Native status for wild horses would place these animals, under law, within a new category for management considerations. As a form of wildlife, embedded with wildness, ancient behavioral patterns, and the morphology and biology of a sensitive prey species, they may finally be released from the “livestock‐gone‐loose” appellation.
In 2004, Congress recognized the first official National Day of the Horse.

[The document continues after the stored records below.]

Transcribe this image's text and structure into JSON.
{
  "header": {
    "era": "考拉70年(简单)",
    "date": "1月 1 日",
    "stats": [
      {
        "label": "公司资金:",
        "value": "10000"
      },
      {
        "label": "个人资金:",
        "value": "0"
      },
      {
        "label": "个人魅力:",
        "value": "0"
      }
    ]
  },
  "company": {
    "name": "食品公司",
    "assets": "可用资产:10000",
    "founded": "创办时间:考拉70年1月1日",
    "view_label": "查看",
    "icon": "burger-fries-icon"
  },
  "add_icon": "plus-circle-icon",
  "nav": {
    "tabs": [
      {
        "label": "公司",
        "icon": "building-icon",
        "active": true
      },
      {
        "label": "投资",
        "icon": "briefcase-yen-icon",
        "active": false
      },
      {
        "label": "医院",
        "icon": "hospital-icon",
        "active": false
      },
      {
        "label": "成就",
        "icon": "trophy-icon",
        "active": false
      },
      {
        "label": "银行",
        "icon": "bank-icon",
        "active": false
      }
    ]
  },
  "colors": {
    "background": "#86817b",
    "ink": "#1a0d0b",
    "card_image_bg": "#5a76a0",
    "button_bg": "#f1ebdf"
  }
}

The text of the resolution states:
Encouraging citizens to be mindful of the contribution of horses to the economy, history, and character of the United States and expressing the sense of Congress that a National Day of the Horse should be established.
Whereas the horse is a living link to the history of the United States;
Whereas, without horses, the economy, history, and character of the United States would be profoundly different;
Whereas horses continue to permeate the society of the United States, as witnessed on movie screens, on open land, and in our own backyards;
Whereas horses are a vital part of the collective experience of the United States and deserve protection and compassion;
Whereas, because of increasing pressure from modern society, wild and domestic horses rely on humans for adequate food, water, and shelter; and
Whereas the Congressional Horse Caucus estimates that the horse industry contributes well over $100,000,000,000 each year to the economy of the United States: Now, therefore, be it Resolved by the House of Representatives (the Senate concurring), That Congress–
(1) encourages all citizens to be mindful of the contribution of horses to the economy, history, and character of the United States;
(2) expresses its sense that a National Day of the Horse should be established in recognition of the importance of horses to the Nation’s security, economy, recreation, and heritage; and
(3) urges the President to issue a proclamation calling on the people of the United States and interested organizations to observe National Day of the Horse with appropriate programs and activities.
On the eighth anniversary of the first official National Day of the Horse, horse enthusiasts are encouraged to celebrate the horse’s contribution to the United States.
more wild horse info at www.windwildhorse.com